[Items from an interface collection]
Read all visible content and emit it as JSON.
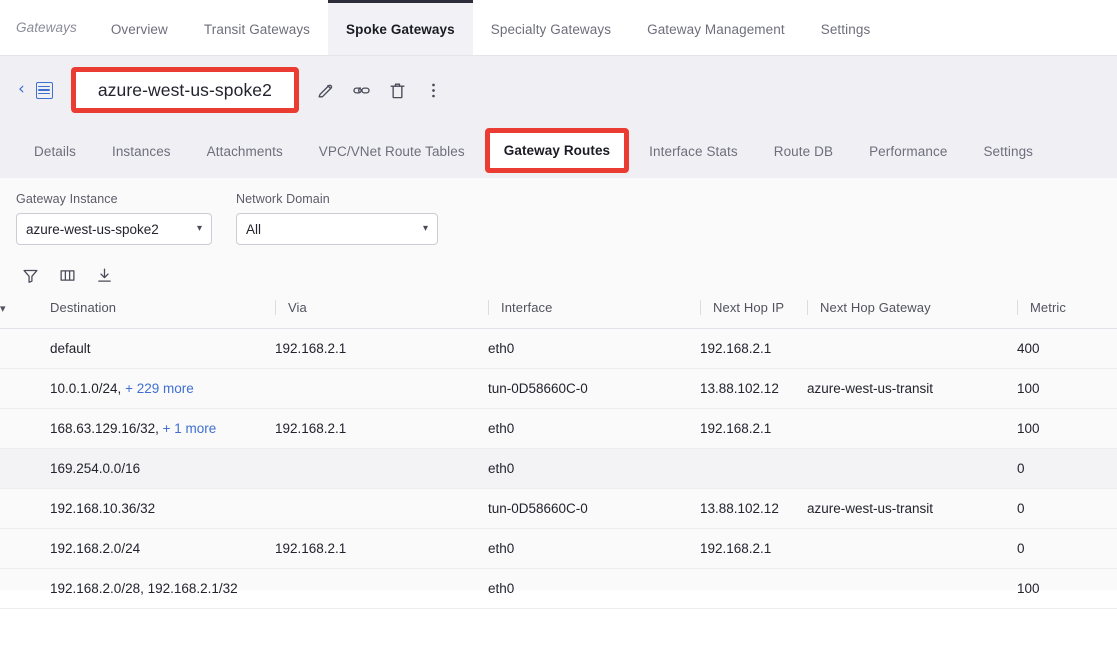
{
  "topnav": {
    "label": "Gateways",
    "tabs": [
      {
        "label": "Overview",
        "active": false
      },
      {
        "label": "Transit Gateways",
        "active": false
      },
      {
        "label": "Spoke Gateways",
        "active": true
      },
      {
        "label": "Specialty Gateways",
        "active": false
      },
      {
        "label": "Gateway Management",
        "active": false
      },
      {
        "label": "Settings",
        "active": false
      }
    ]
  },
  "header": {
    "back_icon": "chevron-left-icon",
    "grid_icon": "table-list-icon",
    "title": "azure-west-us-spoke2",
    "title_annotation_color": "#ea3c32",
    "actions": [
      {
        "name": "edit-button",
        "icon": "pencil-icon"
      },
      {
        "name": "link-button",
        "icon": "link-icon"
      },
      {
        "name": "delete-button",
        "icon": "trash-icon"
      },
      {
        "name": "more-actions-button",
        "icon": "kebab-menu-icon"
      }
    ]
  },
  "subtabs": [
    {
      "label": "Details",
      "active": false,
      "annotated": false
    },
    {
      "label": "Instances",
      "active": false,
      "annotated": false
    },
    {
      "label": "Attachments",
      "active": false,
      "annotated": false
    },
    {
      "label": "VPC/VNet Route Tables",
      "active": false,
      "annotated": false
    },
    {
      "label": "Gateway Routes",
      "active": true,
      "annotated": true
    },
    {
      "label": "Interface Stats",
      "active": false,
      "annotated": false
    },
    {
      "label": "Route DB",
      "active": false,
      "annotated": false
    },
    {
      "label": "Performance",
      "active": false,
      "annotated": false
    },
    {
      "label": "Settings",
      "active": false,
      "annotated": false
    }
  ],
  "filters": [
    {
      "label": "Gateway Instance",
      "value": "azure-west-us-spoke2"
    },
    {
      "label": "Network Domain",
      "value": "All"
    }
  ],
  "toolbar": [
    {
      "name": "filter-icon",
      "title": "Filter"
    },
    {
      "name": "columns-icon",
      "title": "Columns"
    },
    {
      "name": "download-icon",
      "title": "Download"
    }
  ],
  "table": {
    "sort_icon": "chevron-down-icon",
    "columns": [
      "Destination",
      "Via",
      "Interface",
      "Next Hop IP",
      "Next Hop Gateway",
      "Metric"
    ],
    "rows": [
      {
        "destination": "default",
        "destination_more": "",
        "via": "192.168.2.1",
        "interface": "eth0",
        "next_hop_ip": "192.168.2.1",
        "next_hop_gateway": "",
        "metric": "400",
        "highlighted": false
      },
      {
        "destination": "10.0.1.0/24,",
        "destination_more": "+ 229 more",
        "via": "",
        "interface": "tun-0D58660C-0",
        "next_hop_ip": "13.88.102.12",
        "next_hop_gateway": "azure-west-us-transit",
        "metric": "100",
        "highlighted": false
      },
      {
        "destination": "168.63.129.16/32,",
        "destination_more": "+ 1 more",
        "via": "192.168.2.1",
        "interface": "eth0",
        "next_hop_ip": "192.168.2.1",
        "next_hop_gateway": "",
        "metric": "100",
        "highlighted": false
      },
      {
        "destination": "169.254.0.0/16",
        "destination_more": "",
        "via": "",
        "interface": "eth0",
        "next_hop_ip": "",
        "next_hop_gateway": "",
        "metric": "0",
        "highlighted": true
      },
      {
        "destination": "192.168.10.36/32",
        "destination_more": "",
        "via": "",
        "interface": "tun-0D58660C-0",
        "next_hop_ip": "13.88.102.12",
        "next_hop_gateway": "azure-west-us-transit",
        "metric": "0",
        "highlighted": false
      },
      {
        "destination": "192.168.2.0/24",
        "destination_more": "",
        "via": "192.168.2.1",
        "interface": "eth0",
        "next_hop_ip": "192.168.2.1",
        "next_hop_gateway": "",
        "metric": "0",
        "highlighted": false
      },
      {
        "destination": "192.168.2.0/28, 192.168.2.1/32",
        "destination_more": "",
        "via": "",
        "interface": "eth0",
        "next_hop_ip": "",
        "next_hop_gateway": "",
        "metric": "100",
        "highlighted": false
      }
    ]
  }
}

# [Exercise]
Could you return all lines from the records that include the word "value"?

# [Answer to this exercise]
      "value": "azure-west-us-spoke2"
      "value": "All"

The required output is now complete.